Tuesday, March 6, 2012

The Cook Islands

The Cook Islands are a chain of 15 main islands spread out across a vast expanse of the South Pacific.  Geographically the islands are about 1800 miles north-east of New Zealand and were formed by volcanic activity.  The islands are self-governed but retain close ties with New Zealand and use the NZD as currency.

The main island of Rarotonga is a heavily touristed island and an especially popular destination for Kiwis and Australians.  The island itself is striking, with high jungle peaks rising from the sea towards the center of the island.  The  main road on Rarotonga is just 32km long and circumnavigates the coast of the entire island.  Off the coast a barrier reef protects the shoreline from the large waves, forming a lagoon that has good snorkeling in places.
Looking from the beach inland on Rarotonga
Sunrise in Rarotonga
While Rarotonga was beautiful, it lacked the remote South Pacific experience that we had envisioned, so we set off for Aitutaki, a small atoll with a breathtaking lagoon and a laid back atmosphere.  Aitutaki has about 2000 inhabitants and just a few roads so we biked the entire island in just a few hours.
Flying into Aitutaki
The vast lagoon

Aitutaki's lagoon is famous for its expansive size and color. The lagoon is roughly an equilateral triangle with each side measuring about 12km. The average depth in the lagoon is a mere 5ft, but parts go as deep as 60ft. The shallow warm water and abundance of coral means that snorkeling is good. We went on an all day lagoon tour and were able to see some impressive fish and pristine uninhabited islands on the fringe of the reef.  It was surreal being 10km from the main island but standing in water only chest deep.

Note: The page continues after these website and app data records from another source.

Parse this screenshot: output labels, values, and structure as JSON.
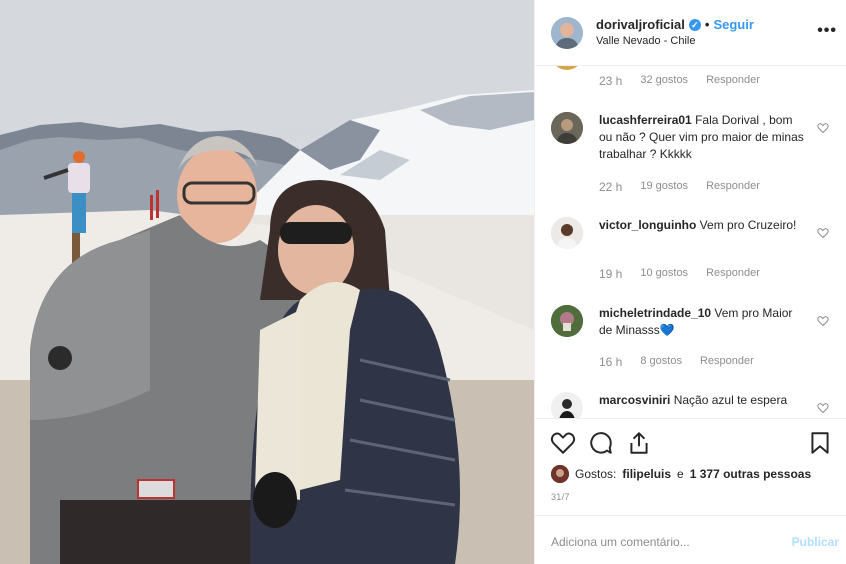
{
  "post": {
    "username": "dorivaljroficial",
    "separator": "•",
    "follow_label": "Seguir",
    "location": "Valle Nevado - Chile",
    "more_label": "•••"
  },
  "comments": [
    {
      "username": "",
      "text": "",
      "time": "23 h",
      "likes": "32 gostos",
      "reply": "Responder"
    },
    {
      "username": "lucashferreira01",
      "text": " Fala Dorival , bom ou não ? Quer vim pro maior de minas trabalhar ? Kkkkk",
      "time": "22 h",
      "likes": "19 gostos",
      "reply": "Responder"
    },
    {
      "username": "victor_longuinho",
      "text": " Vem pro Cruzeiro!",
      "time": "19 h",
      "likes": "10 gostos",
      "reply": "Responder"
    },
    {
      "username": "micheletrindade_10",
      "text": " Vem pro Maior de Minasss💙",
      "time": "16 h",
      "likes": "8 gostos",
      "reply": "Responder"
    },
    {
      "username": "marcosviniri",
      "text": " Nação azul te espera",
      "time": "",
      "likes": "",
      "reply": ""
    }
  ],
  "likes": {
    "prefix": "Gostos:",
    "user": "filipeluis",
    "middle": "e",
    "others": "1 377 outras pessoas"
  },
  "date": "31/7",
  "add_comment": {
    "placeholder": "Adiciona um comentário...",
    "publish_label": "Publicar"
  },
  "icons": [
    "verified-icon",
    "more-icon",
    "heart-icon",
    "comment-icon",
    "share-icon",
    "bookmark-icon"
  ],
  "colors": {
    "accent": "#3897f0",
    "text": "#262626",
    "muted": "#8e8e8e",
    "publish_disabled": "#b2dffc"
  }
}
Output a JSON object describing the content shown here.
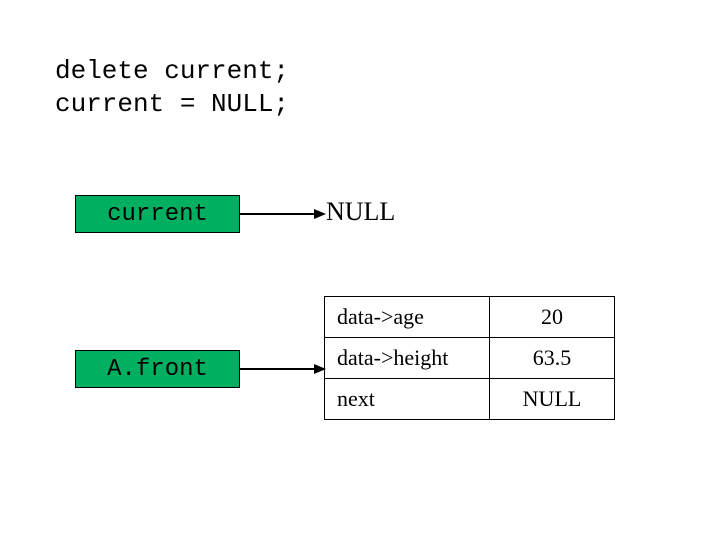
{
  "code": {
    "line1": "delete current;",
    "line2": "current = NULL;"
  },
  "boxes": {
    "current": "current",
    "afront": "A.front"
  },
  "null_label": "NULL",
  "node": {
    "rows": [
      {
        "label": "data->age",
        "value": "20"
      },
      {
        "label": "data->height",
        "value": "63.5"
      },
      {
        "label": "next",
        "value": "NULL"
      }
    ]
  }
}
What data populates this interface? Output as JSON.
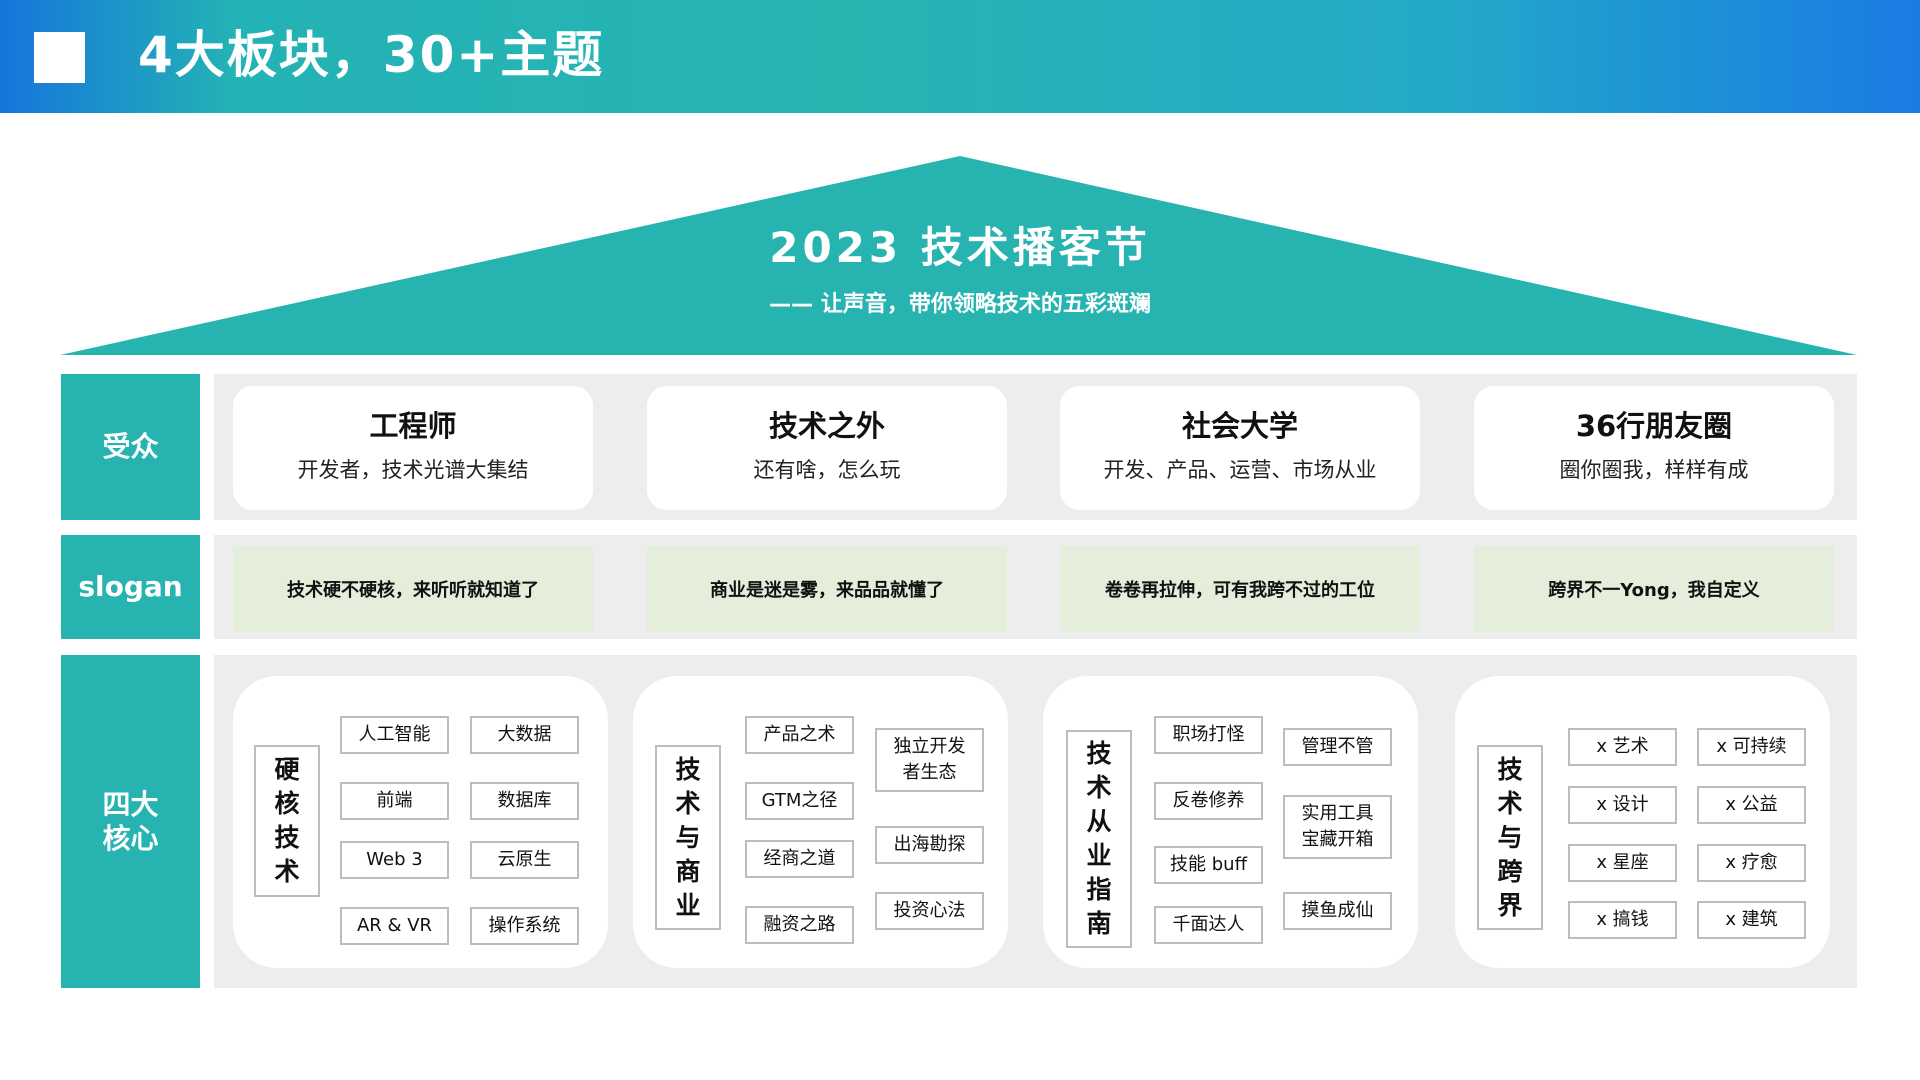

A Red-Tailed Tropic Bird nesting
A Giant Clam
An inquisitive Giant Trevally
A Giant Clam with neon

Hermit Crab
Ominous dark clouds
On Aitutaki we stayed in a single floor house that doubled as a hostel. The owners were Cooks Islanders that had lived and raised a family in New Zealand and moved back to Aitutaki to retire.  A perk of our lodging was its proximity to good local food.  The cuisine in The Cook Islands is based around what is abundant: fish, tropical fruit, and root vegetables.  Enormous tuna steaks with island salads and sides featuring fruits and sweet potatoes were a staple.  Palm trees, star fruit, avocado, and mango trees lined most properties making otherwise exotic fruit readily available, which locals were happy to share.
Sunset at the volleyball field
Aitutaki was really incredible.  The stunning beauty of the lagoon, local hospitality, and delicious food, made the island a most memorable experience.